Liu Xia, widely recognized and admired by the artistic and intellectual community in Beijing, may be the most important photographer in China today. She is also, however, a forbidden artist. Six of her photographs, shown below, never received the Chinese government’s permission to leave China; they had to be smuggled out. Liu Xia herself disappeared this past January, placed under house arrest somewhere in Beijing by police without so much as an indictment, much less a trial. Nobody knows where she is.
Why such censorship for rather abstract photos? Why do they make the Chinese government so angry? Not because Liu Xia is a political activist; like most artists, she longs for freedom, but she isn’t an active dissident. No, the repression has only one explanation: Liu Xia is the wife of Liu Xiaobo, the 2010 Nobel Peace Prize recipient, jailed for 11 years for threatening the security of the state. His only crime was to have written a petition—an act permitted by the Chinese constitution, by the way—asking for dialogue with the Communist Party in order to organize a transition toward democracy. This petition, circulated on the Web, was signed by several thousand Chinese scholars and artists.
When Liu Xia is asked why she has shaved her hair, she answers that she will let it grow again when China is free. She wonders, too, why the West doesn’t support Chinese democrats as it once supported Russian dissidents. “Aren’t we human?” she asks. “Or are you waiting until all democrats in China are exterminated—and then you will cry for us?”

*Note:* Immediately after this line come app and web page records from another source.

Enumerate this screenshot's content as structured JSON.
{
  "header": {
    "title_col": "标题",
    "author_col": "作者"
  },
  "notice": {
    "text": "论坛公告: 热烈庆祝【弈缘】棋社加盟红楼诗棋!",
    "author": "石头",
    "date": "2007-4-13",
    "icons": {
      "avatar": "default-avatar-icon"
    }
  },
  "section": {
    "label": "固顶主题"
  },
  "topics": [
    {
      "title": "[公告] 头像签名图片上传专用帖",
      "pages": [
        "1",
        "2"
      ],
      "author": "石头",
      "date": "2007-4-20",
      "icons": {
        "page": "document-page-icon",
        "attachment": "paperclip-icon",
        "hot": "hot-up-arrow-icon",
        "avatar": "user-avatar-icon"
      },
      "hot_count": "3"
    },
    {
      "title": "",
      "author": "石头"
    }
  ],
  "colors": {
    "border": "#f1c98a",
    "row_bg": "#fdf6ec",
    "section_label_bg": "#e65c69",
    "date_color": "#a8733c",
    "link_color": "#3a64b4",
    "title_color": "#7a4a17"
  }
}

Today, an exhibit of Liu Xia’s photographs opens in the Boulogne Museum, near Paris. This is the first time that the photos are being shown in public; until now, they could be seen only in private, either at Liu Xia’s apartment or circulated among enlightened amateurs in Beijing. The exhibit, The Silent Strength of Liu Xia, highlights the artist’s use of black and white—an homage to the ancient art of calligraphy, the source of all the arts in China. In Liu Xia’s work, we see the strange puppets that she calls her “ugly babies” wandering like ghosts in Beijing. The idea, sadly irrelevant in the end, was that the censors wouldn’t be as alarmed at photos of dolls as at photos of real people. In the final photograph, though, we do see Liu Xiaobo.
Liu Xia is not the only major Chinese artist punished for failing to serve the Party. Gao Xingjian, a Nobel laureate for literature, has been exiled and lives in France. Ai Weiwei, whose sculptures have been shown in New York, was jailed this year for two months without explanation; today, in Beijing, he isn’t allowed to talk to foreigners. One might expect the Communist Party to celebrate the Chinese cultural renaissance being created by the country’s world-recognized artists. Since it doesn’t, the obvious conclusion is that the Party fears the creativity of its own subjects—a common feature of all doomed oppressive regimes.